Recall the promise, if you “like your doctor, you can keep your doctor,” assuring patients they could choose their doctors. While the doctor shortage before 2010 did limit patients’ options for personal physicians, the Affordable Care Act further reduced the possibility you could have the doctor of your choosing in the following way.

Obamacare raised costs to all insurance companies by expanding eligibility and benefits, reducing medical underwriting, and increasing administrative burdens. Insurers offset the increased expenses by narrowing their medical panels.

In other words, they fired physicians, eliminating them from their contracted panels. Privately insured patients were forced to choose their doctors from a much smaller pool than previously. It is worse for Medicaid patients: Nationally 31 percent of physicians do not accept Medicaid patients, and in Texas, less than half do.

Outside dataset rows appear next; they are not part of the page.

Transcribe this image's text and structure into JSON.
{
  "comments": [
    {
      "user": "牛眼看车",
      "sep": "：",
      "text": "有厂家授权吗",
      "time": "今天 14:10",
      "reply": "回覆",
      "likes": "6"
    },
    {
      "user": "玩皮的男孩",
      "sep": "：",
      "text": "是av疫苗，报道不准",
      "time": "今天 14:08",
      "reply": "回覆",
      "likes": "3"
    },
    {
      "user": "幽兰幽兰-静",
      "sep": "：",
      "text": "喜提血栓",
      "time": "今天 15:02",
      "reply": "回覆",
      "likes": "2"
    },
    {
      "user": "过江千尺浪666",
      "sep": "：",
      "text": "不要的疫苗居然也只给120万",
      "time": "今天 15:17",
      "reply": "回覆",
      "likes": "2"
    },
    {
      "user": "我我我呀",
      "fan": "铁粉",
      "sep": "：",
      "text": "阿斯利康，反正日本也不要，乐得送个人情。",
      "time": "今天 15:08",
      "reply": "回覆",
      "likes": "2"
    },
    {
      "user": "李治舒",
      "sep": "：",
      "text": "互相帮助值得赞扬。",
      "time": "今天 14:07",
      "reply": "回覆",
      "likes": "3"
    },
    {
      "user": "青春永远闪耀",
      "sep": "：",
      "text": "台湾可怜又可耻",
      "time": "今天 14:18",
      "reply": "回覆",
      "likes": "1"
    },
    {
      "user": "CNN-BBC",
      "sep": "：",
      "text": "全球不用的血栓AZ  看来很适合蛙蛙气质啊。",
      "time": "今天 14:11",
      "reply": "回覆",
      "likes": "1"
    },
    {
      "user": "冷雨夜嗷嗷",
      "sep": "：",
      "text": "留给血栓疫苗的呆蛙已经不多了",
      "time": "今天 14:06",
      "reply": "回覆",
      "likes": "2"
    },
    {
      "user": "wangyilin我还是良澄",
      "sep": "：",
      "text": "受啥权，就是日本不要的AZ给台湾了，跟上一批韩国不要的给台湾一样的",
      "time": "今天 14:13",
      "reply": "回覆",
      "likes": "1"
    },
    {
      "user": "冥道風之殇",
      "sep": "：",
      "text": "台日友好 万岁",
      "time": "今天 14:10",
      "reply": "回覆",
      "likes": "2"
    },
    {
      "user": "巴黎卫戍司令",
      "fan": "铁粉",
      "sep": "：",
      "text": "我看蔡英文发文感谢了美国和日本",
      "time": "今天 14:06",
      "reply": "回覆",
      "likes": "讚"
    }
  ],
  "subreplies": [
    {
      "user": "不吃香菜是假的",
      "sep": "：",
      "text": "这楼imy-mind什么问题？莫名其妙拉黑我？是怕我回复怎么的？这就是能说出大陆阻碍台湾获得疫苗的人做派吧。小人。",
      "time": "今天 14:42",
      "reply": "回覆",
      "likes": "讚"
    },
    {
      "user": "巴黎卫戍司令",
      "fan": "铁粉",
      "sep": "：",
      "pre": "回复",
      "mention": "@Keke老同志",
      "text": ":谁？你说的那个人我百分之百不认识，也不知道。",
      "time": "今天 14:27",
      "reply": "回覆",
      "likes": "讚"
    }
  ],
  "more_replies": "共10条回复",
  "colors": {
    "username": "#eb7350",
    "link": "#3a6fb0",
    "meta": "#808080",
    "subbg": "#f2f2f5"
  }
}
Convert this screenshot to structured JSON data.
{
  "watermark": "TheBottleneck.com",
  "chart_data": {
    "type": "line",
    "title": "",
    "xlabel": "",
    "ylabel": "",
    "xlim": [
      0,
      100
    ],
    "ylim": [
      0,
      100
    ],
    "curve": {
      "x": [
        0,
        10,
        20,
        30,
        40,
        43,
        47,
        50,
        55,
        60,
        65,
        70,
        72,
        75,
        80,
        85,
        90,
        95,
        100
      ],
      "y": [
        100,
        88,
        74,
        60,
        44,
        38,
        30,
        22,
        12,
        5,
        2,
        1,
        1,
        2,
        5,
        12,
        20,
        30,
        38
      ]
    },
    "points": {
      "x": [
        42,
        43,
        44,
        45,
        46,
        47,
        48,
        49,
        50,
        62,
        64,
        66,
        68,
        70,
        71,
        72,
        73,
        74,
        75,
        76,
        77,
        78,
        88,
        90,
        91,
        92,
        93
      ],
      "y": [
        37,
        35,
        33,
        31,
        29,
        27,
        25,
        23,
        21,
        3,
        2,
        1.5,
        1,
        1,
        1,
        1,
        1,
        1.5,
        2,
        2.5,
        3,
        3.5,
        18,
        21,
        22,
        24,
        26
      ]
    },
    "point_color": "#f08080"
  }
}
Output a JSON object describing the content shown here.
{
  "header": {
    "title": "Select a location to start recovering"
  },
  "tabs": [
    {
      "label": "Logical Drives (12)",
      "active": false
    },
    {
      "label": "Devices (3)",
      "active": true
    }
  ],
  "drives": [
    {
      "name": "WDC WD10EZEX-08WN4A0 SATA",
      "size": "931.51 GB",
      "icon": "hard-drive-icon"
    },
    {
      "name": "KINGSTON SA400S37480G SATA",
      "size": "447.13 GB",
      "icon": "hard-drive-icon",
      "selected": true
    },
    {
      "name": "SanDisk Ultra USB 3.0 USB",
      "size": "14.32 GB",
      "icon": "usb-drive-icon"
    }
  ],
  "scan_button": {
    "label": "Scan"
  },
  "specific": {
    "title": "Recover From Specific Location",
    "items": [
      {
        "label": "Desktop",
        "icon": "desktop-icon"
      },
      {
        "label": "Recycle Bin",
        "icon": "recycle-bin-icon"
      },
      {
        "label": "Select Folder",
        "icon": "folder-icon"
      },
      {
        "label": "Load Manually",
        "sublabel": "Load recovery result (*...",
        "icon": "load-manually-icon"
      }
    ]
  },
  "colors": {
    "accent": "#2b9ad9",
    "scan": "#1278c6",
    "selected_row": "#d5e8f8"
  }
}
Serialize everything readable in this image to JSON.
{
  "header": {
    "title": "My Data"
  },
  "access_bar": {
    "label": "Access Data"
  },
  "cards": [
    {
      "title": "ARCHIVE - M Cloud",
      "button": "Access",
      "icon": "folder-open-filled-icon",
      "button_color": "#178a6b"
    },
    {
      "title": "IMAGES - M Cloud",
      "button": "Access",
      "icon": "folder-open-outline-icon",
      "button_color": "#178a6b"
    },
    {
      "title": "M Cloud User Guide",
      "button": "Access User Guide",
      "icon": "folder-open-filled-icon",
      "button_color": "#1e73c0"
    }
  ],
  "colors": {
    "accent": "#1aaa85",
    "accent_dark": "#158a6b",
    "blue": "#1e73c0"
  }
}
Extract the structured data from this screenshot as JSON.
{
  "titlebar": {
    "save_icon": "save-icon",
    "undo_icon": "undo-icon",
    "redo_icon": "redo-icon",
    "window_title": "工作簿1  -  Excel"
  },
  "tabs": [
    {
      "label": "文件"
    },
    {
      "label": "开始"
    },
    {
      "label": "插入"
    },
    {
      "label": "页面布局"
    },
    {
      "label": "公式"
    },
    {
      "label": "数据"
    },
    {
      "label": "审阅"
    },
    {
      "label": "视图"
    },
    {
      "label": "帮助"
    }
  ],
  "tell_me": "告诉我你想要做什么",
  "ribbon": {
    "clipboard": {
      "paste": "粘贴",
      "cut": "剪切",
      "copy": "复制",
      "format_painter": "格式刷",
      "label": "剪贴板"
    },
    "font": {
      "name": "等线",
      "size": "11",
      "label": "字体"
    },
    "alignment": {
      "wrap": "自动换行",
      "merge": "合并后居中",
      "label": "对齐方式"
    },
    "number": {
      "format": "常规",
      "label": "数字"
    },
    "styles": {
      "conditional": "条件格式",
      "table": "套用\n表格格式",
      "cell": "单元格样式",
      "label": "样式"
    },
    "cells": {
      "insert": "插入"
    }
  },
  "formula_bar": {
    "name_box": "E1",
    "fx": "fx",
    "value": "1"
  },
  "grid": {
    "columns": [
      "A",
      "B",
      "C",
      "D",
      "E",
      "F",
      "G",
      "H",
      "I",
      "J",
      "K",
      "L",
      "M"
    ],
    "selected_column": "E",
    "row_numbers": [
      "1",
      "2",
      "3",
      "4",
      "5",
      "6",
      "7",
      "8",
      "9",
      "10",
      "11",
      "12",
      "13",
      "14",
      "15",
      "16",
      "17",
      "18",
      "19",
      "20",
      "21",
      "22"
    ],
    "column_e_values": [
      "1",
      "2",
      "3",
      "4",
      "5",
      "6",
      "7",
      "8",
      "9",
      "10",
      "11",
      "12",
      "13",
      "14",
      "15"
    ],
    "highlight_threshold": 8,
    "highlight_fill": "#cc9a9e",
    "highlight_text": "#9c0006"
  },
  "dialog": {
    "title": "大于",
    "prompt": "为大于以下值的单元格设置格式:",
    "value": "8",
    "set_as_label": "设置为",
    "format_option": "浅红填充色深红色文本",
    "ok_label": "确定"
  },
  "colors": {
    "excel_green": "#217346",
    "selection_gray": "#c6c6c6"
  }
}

Third Parties Determine Health-care Outcomes

Money is an incentive used to reward preferred behaviors and outcomes. “He who has the gold makes the rules.” In health care, he who controls the money determines what is preferred. As third parties rather than consumers decide what your doctor is paid, third parties rather than consumers determine the outcome. As a result, the outcome is not timely care.

Covering 180 million Americans, private insurance companies’ preferred outcome is profit. The longer they withhold payment, the more money they make. Thus, insurance carriers delay, defer, and deny patient care.

The federal government is the third-party payer for 140 million Americans through Medicaid, Medicare, and Tricare. Washington’s preferred outcome is extension of its power. This is accomplished by expansion of the scope and reach of the federal bureaucracy.

To pay the exorbitant costs of federal bureaucracy, Washington diverts money from providers and hospitals to pay bureaucrats and agencies. As a result, patients have less access to care and longer, medically dangerous wait times before they can see a doctor. Some even die waiting in line for life-saving care.

With the current third-party payment structure, you doctor does not practice as much medicine on you as insurance executives and federal bureaucrats do. As a result, Americans do not get timely needed care. The only way for patients to get the care they need when they need it is to restore a direct doctor-patient relationship, without a third-party payer in between making medical and financial decisions.

Someone will no doubt exclaim, “I can’t possibly afford to pay for my care.” The proper response is, “Last year, you did pay $28,166 — what did you get for it?!” If each patient were in control of family health-care spending, the United States could have a free market for health-care goods and services.

Prices would plummet. Add safety nets for the “disabled, blind, and aged,” the originally intended Medicaid population, and all Americans would have the health care they want: affordable and accessible.